### EXERCISE PROMPT
All lines with the word "screenshot" must be pulled from the entries below.

### GIVEN RECORDS
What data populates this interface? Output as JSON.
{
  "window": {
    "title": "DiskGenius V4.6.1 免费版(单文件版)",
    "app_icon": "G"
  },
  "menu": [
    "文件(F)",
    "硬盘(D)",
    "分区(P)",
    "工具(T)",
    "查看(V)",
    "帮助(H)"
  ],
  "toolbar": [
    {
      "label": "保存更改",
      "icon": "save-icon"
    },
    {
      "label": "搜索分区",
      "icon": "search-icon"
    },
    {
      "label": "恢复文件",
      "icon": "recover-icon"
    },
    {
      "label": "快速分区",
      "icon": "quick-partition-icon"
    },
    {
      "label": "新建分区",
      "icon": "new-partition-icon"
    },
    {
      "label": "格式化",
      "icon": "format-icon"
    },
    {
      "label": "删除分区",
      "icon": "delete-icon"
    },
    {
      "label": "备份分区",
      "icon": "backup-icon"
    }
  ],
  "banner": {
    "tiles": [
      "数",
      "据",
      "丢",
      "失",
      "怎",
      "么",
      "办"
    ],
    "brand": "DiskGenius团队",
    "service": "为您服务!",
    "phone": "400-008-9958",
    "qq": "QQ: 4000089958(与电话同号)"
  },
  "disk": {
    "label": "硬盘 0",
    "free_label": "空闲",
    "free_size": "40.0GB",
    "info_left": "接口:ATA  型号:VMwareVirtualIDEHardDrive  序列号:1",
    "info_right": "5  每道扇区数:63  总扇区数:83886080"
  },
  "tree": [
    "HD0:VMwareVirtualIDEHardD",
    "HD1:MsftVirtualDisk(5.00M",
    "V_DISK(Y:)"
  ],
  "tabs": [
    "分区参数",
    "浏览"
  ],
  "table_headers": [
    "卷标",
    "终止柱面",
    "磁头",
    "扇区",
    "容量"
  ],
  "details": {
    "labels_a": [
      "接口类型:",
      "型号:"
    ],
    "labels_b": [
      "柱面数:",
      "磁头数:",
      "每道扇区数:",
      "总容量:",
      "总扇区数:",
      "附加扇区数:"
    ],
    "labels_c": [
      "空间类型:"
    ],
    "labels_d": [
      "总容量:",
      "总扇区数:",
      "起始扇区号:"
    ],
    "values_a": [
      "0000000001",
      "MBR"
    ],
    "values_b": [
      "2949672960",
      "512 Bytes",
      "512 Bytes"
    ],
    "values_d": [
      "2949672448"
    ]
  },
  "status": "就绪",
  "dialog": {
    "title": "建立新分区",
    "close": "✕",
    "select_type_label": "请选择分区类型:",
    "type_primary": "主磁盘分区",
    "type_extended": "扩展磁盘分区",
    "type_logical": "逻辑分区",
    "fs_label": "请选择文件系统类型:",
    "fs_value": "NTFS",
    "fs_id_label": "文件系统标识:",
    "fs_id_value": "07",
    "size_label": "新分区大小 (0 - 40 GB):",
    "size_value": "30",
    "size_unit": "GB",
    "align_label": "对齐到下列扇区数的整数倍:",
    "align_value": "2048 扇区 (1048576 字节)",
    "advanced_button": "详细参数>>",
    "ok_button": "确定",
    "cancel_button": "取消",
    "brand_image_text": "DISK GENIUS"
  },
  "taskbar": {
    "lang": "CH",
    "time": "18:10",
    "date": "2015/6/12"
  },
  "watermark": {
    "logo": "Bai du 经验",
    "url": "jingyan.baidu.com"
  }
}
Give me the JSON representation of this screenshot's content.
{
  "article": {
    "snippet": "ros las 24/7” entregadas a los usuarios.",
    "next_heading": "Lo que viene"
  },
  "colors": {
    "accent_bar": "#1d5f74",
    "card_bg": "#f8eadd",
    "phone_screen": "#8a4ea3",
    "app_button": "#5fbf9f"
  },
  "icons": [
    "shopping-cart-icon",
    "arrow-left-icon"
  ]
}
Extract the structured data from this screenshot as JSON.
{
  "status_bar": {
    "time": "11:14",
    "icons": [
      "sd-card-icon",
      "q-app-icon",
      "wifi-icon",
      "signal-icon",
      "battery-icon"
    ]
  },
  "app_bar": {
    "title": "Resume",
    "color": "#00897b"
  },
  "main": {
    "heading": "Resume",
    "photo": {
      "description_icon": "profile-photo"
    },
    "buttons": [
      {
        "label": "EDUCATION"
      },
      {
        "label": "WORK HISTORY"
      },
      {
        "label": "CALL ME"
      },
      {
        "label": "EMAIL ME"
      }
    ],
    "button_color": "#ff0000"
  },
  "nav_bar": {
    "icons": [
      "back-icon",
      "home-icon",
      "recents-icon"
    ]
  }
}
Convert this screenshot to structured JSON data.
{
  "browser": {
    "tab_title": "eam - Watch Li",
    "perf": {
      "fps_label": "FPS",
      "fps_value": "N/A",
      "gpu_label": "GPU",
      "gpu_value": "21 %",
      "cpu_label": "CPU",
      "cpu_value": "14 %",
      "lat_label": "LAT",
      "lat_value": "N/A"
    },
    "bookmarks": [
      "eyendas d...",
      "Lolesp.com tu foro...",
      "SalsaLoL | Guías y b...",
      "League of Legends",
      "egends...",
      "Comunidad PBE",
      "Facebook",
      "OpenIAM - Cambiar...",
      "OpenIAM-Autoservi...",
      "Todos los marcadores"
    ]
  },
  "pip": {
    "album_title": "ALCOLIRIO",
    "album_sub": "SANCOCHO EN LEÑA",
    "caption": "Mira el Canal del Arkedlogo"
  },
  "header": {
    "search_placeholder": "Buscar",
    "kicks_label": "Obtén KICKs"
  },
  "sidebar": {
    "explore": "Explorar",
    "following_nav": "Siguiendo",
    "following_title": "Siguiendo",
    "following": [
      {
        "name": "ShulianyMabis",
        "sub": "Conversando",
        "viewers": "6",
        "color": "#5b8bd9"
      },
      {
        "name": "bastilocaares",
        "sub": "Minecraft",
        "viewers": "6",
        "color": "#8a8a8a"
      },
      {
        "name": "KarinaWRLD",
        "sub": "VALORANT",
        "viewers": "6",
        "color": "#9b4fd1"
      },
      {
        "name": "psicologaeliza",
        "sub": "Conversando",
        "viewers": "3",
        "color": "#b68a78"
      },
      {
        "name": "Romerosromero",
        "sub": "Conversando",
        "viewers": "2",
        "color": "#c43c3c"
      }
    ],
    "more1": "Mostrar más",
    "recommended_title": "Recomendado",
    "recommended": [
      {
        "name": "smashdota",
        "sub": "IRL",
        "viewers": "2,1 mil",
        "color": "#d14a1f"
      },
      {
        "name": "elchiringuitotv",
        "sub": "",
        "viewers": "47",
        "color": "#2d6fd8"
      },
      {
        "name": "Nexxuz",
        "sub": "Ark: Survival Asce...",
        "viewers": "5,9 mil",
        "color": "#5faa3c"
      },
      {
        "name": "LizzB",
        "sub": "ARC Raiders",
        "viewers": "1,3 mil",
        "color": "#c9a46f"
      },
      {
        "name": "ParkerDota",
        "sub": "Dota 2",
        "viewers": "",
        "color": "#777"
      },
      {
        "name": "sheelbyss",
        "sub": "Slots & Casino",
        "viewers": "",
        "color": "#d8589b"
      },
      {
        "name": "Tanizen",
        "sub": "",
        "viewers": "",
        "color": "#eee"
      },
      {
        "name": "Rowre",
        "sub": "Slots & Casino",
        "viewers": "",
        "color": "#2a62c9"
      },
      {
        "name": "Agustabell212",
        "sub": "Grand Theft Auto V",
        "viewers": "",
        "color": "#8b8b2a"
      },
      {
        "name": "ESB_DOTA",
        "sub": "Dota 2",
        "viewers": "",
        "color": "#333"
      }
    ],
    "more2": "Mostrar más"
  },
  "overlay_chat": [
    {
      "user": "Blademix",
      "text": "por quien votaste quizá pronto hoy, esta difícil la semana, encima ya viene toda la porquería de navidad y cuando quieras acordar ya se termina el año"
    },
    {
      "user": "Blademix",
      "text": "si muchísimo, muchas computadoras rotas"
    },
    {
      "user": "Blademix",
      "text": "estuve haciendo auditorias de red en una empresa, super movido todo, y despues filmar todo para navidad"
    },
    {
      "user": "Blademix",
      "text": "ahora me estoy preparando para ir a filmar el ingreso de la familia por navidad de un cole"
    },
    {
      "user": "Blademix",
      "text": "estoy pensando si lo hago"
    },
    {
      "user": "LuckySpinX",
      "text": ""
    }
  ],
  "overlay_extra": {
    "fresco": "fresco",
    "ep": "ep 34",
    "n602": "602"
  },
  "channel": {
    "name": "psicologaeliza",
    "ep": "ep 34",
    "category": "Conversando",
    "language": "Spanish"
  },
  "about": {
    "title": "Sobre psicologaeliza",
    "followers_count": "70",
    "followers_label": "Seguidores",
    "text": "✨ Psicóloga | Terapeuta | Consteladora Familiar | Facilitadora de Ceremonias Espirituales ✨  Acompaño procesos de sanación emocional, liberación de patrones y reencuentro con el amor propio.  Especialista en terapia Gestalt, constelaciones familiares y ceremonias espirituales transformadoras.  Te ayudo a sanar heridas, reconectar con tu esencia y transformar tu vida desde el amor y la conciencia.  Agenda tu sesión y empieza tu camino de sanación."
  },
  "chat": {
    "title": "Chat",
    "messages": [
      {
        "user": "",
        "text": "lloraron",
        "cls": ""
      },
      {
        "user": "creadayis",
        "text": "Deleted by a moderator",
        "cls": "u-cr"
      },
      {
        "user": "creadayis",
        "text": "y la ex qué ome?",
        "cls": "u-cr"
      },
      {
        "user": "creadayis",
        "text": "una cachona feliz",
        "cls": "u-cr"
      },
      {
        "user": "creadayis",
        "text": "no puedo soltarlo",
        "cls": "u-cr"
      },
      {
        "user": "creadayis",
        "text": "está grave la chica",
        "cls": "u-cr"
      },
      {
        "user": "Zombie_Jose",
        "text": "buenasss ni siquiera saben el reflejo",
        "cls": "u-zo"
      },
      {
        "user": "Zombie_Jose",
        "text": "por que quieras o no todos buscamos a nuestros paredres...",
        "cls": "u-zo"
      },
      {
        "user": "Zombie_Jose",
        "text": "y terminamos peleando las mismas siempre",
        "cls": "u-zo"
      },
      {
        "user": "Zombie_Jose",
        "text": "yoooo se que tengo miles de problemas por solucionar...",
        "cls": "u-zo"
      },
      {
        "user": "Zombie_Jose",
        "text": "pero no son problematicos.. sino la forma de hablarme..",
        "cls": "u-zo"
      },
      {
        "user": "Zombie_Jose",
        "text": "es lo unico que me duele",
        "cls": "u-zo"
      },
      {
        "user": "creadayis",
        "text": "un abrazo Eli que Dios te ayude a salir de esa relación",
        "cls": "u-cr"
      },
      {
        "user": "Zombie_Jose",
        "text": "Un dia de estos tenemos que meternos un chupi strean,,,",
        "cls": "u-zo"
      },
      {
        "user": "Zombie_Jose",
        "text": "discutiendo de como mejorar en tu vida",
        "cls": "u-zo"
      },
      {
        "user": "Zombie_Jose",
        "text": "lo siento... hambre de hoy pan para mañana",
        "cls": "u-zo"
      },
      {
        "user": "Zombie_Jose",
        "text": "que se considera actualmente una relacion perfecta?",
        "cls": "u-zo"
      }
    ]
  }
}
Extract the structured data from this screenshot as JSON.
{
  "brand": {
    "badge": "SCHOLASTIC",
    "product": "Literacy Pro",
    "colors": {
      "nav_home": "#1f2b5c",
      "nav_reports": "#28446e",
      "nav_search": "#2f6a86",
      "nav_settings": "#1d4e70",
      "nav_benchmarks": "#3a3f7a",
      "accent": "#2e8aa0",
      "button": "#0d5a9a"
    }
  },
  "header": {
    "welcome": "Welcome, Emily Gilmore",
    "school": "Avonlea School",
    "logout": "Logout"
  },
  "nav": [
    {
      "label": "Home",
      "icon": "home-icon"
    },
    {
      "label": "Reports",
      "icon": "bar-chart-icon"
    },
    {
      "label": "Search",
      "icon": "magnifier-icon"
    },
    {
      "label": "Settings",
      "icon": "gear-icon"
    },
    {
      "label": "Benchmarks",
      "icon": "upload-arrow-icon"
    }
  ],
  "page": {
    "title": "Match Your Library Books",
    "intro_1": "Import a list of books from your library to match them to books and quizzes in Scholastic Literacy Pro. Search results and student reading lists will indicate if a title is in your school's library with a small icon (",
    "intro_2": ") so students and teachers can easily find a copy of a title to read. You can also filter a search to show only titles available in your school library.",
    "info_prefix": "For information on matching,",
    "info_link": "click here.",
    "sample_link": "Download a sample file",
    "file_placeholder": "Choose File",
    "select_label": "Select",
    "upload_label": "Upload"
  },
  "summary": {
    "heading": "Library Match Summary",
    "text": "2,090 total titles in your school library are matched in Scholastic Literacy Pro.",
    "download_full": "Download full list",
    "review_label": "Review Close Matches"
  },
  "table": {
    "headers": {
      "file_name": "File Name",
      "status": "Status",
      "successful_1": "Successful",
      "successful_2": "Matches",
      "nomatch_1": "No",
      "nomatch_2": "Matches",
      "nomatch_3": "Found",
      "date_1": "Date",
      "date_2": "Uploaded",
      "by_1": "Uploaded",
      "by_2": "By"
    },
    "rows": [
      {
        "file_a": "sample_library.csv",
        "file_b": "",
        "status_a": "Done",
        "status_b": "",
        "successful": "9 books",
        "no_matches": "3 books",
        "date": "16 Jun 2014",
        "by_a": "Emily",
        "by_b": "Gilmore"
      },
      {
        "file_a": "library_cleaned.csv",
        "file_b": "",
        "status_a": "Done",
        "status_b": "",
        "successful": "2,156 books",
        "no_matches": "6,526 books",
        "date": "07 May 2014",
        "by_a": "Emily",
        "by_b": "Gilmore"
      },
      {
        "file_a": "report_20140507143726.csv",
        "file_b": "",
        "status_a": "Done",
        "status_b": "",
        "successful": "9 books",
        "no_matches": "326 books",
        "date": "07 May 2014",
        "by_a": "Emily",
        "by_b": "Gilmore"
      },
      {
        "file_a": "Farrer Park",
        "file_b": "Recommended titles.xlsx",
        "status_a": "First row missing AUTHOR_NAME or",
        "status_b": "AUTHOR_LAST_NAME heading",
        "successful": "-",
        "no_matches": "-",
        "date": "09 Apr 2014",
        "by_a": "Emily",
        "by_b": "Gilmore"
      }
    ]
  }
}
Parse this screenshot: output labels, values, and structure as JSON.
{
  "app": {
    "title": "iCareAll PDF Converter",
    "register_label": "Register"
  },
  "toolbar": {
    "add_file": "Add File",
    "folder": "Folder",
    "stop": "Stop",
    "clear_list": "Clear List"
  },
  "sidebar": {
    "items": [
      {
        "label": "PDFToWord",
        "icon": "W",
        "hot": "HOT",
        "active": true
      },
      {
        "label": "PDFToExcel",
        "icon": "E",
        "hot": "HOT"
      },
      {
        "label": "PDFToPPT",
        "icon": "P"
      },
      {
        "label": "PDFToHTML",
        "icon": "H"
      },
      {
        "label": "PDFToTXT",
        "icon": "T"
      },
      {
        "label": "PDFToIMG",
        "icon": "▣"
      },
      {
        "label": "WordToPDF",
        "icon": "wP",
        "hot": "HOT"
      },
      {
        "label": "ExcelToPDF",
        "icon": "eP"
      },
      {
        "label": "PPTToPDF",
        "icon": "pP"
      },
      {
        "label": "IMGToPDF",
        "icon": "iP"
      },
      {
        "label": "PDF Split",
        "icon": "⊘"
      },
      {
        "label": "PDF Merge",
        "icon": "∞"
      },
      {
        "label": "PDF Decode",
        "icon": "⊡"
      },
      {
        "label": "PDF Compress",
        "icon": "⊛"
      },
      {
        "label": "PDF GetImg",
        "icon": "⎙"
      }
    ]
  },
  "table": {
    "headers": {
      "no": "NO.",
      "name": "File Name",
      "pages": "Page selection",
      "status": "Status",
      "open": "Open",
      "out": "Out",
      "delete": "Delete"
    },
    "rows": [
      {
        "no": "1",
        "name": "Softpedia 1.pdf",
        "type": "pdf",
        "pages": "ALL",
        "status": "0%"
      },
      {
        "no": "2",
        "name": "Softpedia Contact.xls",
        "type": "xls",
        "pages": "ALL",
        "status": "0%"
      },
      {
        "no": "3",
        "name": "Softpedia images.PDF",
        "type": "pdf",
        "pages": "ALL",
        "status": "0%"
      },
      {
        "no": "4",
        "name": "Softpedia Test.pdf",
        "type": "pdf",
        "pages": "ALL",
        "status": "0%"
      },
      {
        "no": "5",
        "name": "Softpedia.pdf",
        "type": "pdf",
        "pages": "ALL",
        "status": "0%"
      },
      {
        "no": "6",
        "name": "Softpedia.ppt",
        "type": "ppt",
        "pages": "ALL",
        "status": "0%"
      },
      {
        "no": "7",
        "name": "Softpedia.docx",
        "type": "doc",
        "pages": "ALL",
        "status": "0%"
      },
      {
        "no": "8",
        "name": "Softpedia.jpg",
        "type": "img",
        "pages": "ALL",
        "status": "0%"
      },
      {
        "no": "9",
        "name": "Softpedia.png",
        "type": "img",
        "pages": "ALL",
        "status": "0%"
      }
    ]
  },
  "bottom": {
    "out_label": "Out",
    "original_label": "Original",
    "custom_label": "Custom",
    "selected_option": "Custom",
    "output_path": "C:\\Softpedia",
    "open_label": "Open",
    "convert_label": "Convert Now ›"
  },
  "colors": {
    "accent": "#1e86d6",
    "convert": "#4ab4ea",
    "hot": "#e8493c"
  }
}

### PROBLEM SOLUTION
Give me the JSON representation of this screenshot's content.
Extract the structured data from this screenshot as JSON.
Convert this screenshot to structured JSON data.
Extract the structured data from this screenshot as JSON.
Parse this screenshot: output labels, values, and structure as JSON.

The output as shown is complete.